# The problem
Word for word, restate the listing; omit the pictures.

# Data records
━━━━━━━━━━

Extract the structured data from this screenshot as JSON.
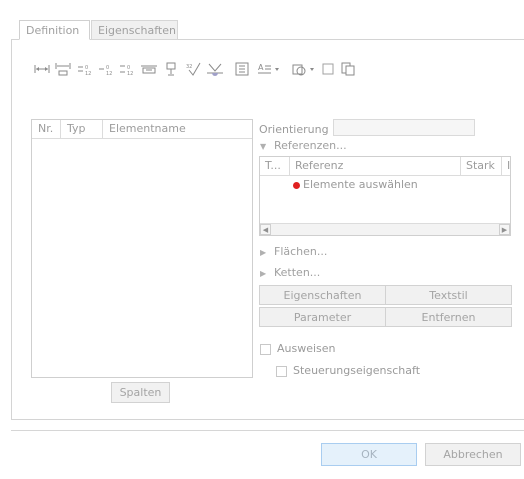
{
  "tabs": [
    {
      "label": "Definition"
    },
    {
      "label": "Eigenschaften"
    }
  ],
  "toolbar": {
    "icons": [
      "dimension-icon",
      "dimension-bracket-icon",
      "tolerance-plus-minus-icon",
      "tolerance-limits-icon",
      "tolerance-stack-icon",
      "basic-dimension-icon",
      "inspection-dimension-icon",
      "surface-finish-icon",
      "weld-symbol-icon",
      "note-icon",
      "text-style-icon",
      "symbol-palette-icon",
      "rectangle-frame-icon",
      "copy-format-icon"
    ]
  },
  "element_list": {
    "columns": [
      "Nr.",
      "Typ",
      "Elementname"
    ],
    "columns_button": "Spalten"
  },
  "orientation": {
    "label": "Orientierung",
    "value": ""
  },
  "references": {
    "header": "Referenzen...",
    "columns": [
      "T...",
      "Referenz",
      "Stark",
      "I"
    ],
    "placeholder": "Elemente auswählen",
    "indicator_color": "#e02020"
  },
  "collapsed_sections": [
    "Flächen...",
    "Ketten..."
  ],
  "action_buttons": {
    "properties": "Eigenschaften",
    "text_style": "Textstil",
    "parameters": "Parameter",
    "remove": "Entfernen"
  },
  "checkboxes": {
    "show": "Ausweisen",
    "control_feature": "Steuerungseigenschaft"
  },
  "footer": {
    "ok": "OK",
    "cancel": "Abbrechen"
  }
}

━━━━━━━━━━

# Task output
Extract the structured data from this screenshot as JSON.
{
  "tabs": [
    {
      "label": "Definition"
    },
    {
      "label": "Eigenschaften"
    }
  ],
  "toolbar": {
    "icons": [
      "dimension-icon",
      "dimension-bracket-icon",
      "tolerance-plus-minus-icon",
      "tolerance-limits-icon",
      "tolerance-stack-icon",
      "basic-dimension-icon",
      "inspection-dimension-icon",
      "surface-finish-icon",
      "weld-symbol-icon",
      "note-icon",
      "text-style-icon",
      "symbol-palette-icon",
      "rectangle-frame-icon",
      "copy-format-icon"
    ]
  },
  "element_list": {
    "columns": [
      "Nr.",
      "Typ",
      "Elementname"
    ],
    "columns_button": "Spalten"
  },
  "orientation": {
    "label": "Orientierung",
    "value": ""
  },
  "references": {
    "header": "Referenzen...",
    "columns": [
      "T...",
      "Referenz",
      "Stark",
      "I"
    ],
    "placeholder": "Elemente auswählen",
    "indicator_color": "#e02020"
  },
  "collapsed_sections": [
    "Flächen...",
    "Ketten..."
  ],
  "action_buttons": {
    "properties": "Eigenschaften",
    "text_style": "Textstil",
    "parameters": "Parameter",
    "remove": "Entfernen"
  },
  "checkboxes": {
    "show": "Ausweisen",
    "control_feature": "Steuerungseigenschaft"
  },
  "footer": {
    "ok": "OK",
    "cancel": "Abbrechen"
  }
}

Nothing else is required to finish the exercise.